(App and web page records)
◆ ◆ ◆ ◆ ◆ ◆ ◆

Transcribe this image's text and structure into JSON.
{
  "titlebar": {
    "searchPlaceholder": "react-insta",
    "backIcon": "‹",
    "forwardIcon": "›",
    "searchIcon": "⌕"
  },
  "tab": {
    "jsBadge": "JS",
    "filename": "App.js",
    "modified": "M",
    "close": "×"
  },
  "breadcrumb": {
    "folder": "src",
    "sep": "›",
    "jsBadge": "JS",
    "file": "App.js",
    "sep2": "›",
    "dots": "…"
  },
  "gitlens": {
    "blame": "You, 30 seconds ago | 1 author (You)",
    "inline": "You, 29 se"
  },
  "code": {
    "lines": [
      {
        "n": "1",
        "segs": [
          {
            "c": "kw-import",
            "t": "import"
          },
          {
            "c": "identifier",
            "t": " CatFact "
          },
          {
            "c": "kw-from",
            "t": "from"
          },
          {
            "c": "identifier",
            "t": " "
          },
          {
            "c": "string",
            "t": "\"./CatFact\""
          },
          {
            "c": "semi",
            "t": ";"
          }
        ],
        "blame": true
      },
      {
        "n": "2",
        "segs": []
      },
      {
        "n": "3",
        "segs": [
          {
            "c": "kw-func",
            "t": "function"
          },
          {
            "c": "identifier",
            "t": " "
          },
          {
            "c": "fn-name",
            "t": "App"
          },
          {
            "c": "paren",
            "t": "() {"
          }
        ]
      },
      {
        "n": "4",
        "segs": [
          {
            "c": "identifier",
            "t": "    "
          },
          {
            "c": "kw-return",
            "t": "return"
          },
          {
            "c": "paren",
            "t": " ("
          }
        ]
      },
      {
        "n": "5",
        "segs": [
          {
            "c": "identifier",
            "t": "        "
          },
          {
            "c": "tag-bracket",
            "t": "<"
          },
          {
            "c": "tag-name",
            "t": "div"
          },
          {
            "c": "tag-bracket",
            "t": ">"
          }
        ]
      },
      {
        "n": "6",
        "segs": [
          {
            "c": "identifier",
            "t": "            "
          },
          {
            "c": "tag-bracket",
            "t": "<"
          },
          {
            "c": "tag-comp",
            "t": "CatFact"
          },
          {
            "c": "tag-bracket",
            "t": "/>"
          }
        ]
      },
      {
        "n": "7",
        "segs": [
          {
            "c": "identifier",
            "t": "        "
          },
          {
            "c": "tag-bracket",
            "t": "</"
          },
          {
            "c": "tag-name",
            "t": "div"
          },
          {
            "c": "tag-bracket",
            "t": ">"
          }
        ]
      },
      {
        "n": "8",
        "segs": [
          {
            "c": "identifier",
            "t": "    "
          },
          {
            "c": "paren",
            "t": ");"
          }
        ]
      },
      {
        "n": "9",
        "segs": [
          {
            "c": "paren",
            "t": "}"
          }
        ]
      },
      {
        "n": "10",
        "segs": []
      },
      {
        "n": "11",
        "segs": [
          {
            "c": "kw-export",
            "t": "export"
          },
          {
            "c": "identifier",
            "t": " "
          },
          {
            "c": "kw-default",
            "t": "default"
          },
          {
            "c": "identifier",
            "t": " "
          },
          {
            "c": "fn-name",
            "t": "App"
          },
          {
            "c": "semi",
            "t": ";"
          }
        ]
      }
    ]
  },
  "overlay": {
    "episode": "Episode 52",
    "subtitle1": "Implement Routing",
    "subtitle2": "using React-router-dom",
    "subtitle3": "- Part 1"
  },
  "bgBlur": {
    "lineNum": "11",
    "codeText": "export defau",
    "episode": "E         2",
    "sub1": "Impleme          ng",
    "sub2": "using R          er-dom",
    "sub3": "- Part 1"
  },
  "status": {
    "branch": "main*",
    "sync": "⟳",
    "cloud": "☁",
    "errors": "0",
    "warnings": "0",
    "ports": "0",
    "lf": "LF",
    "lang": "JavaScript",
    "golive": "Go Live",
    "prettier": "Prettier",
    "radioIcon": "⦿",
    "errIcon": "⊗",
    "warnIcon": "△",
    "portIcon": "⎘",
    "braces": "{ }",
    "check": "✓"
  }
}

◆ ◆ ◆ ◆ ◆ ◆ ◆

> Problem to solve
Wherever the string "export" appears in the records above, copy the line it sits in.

> Task output
            "c": "kw-export",
            "t": "export"
    "codeText": "export defau",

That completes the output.